[Interface dataset entries]
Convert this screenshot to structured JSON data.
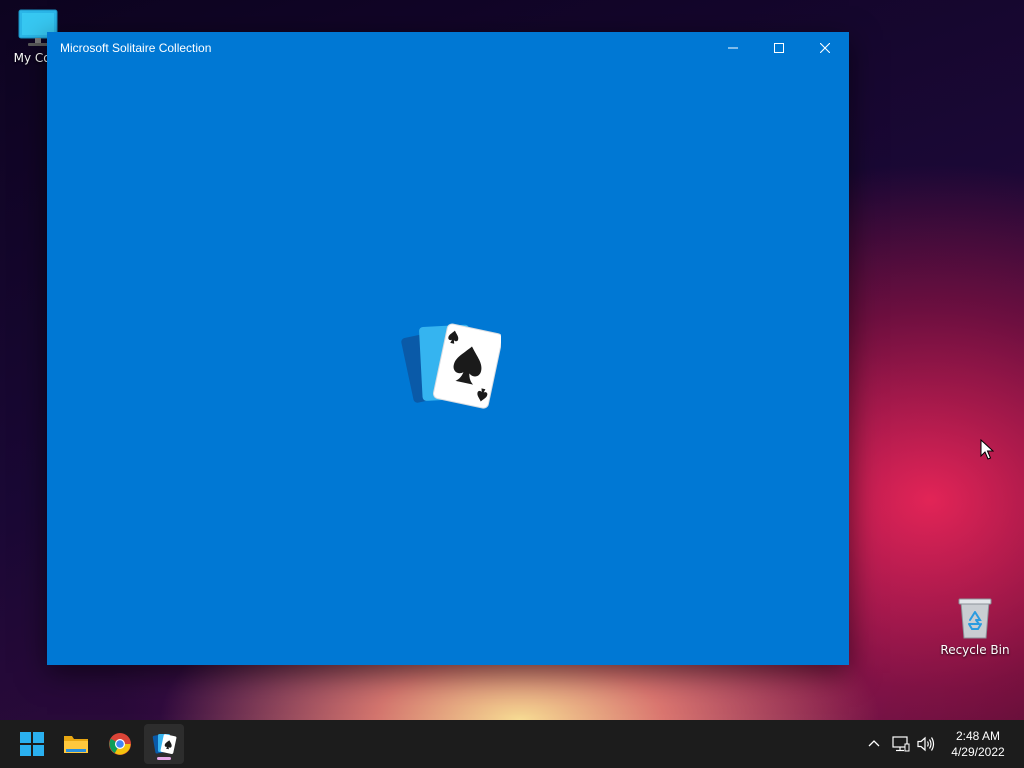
{
  "desktop": {
    "icons": [
      {
        "label": "My Com",
        "icon": "computer-icon"
      },
      {
        "label": "Recycle Bin",
        "icon": "recycle-bin-icon"
      }
    ]
  },
  "window": {
    "title": "Microsoft Solitaire Collection",
    "background_color": "#0078d4",
    "controls": {
      "minimize_icon": "minimize-icon",
      "maximize_icon": "maximize-icon",
      "close_icon": "close-icon"
    },
    "splash_icon": "solitaire-logo-icon"
  },
  "taskbar": {
    "apps": [
      {
        "name": "start",
        "icon": "windows-start-icon"
      },
      {
        "name": "file-explorer",
        "icon": "folder-icon"
      },
      {
        "name": "chrome",
        "icon": "chrome-icon"
      },
      {
        "name": "solitaire",
        "icon": "solitaire-icon",
        "active": true
      }
    ],
    "tray": {
      "icons": [
        "chevron-up-icon",
        "network-icon",
        "volume-icon"
      ]
    },
    "clock": {
      "time": "2:48 AM",
      "date": "4/29/2022"
    }
  }
}
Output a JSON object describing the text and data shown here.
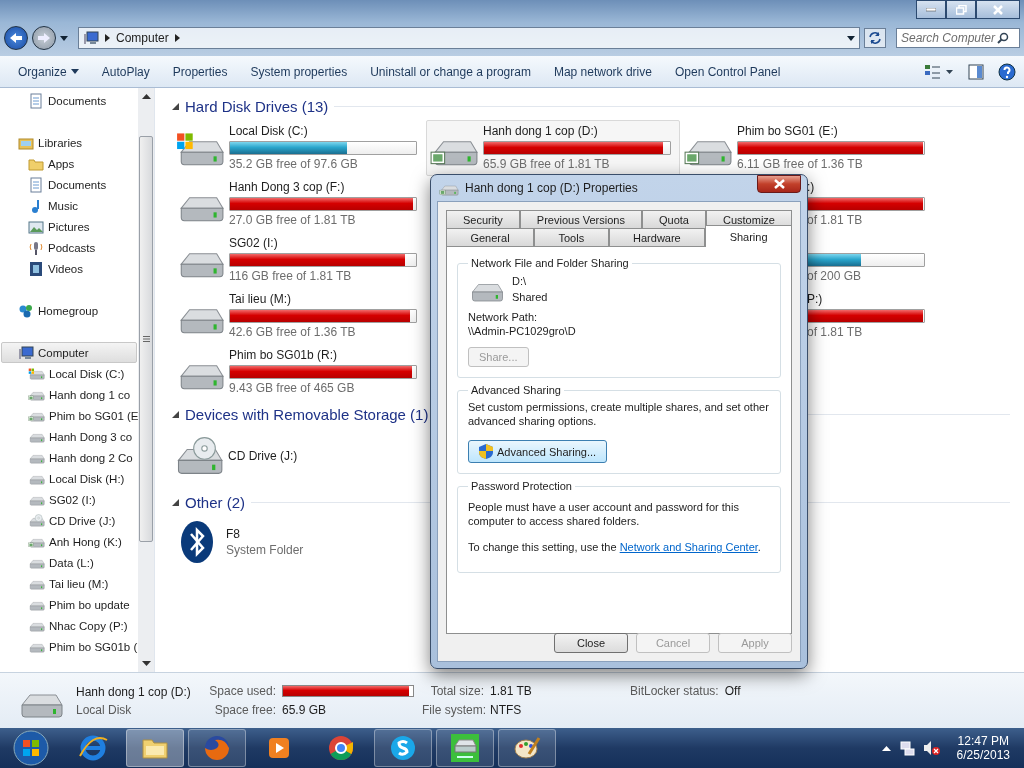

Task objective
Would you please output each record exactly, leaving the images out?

Your response
Convert this screenshot to structured JSON data.
{
  "desktop": {
    "icons": [
      {
        "label": "My Com",
        "icon": "computer-icon"
      },
      {
        "label": "Recycle Bin",
        "icon": "recycle-bin-icon"
      }
    ]
  },
  "window": {
    "title": "Microsoft Solitaire Collection",
    "background_color": "#0078d4",
    "controls": {
      "minimize_icon": "minimize-icon",
      "maximize_icon": "maximize-icon",
      "close_icon": "close-icon"
    },
    "splash_icon": "solitaire-logo-icon"
  },
  "taskbar": {
    "apps": [
      {
        "name": "start",
        "icon": "windows-start-icon"
      },
      {
        "name": "file-explorer",
        "icon": "folder-icon"
      },
      {
        "name": "chrome",
        "icon": "chrome-icon"
      },
      {
        "name": "solitaire",
        "icon": "solitaire-icon",
        "active": true
      }
    ],
    "tray": {
      "icons": [
        "chevron-up-icon",
        "network-icon",
        "volume-icon"
      ]
    },
    "clock": {
      "time": "2:48 AM",
      "date": "4/29/2022"
    }
  }
}
Output a JSON object describing the text and data shown here.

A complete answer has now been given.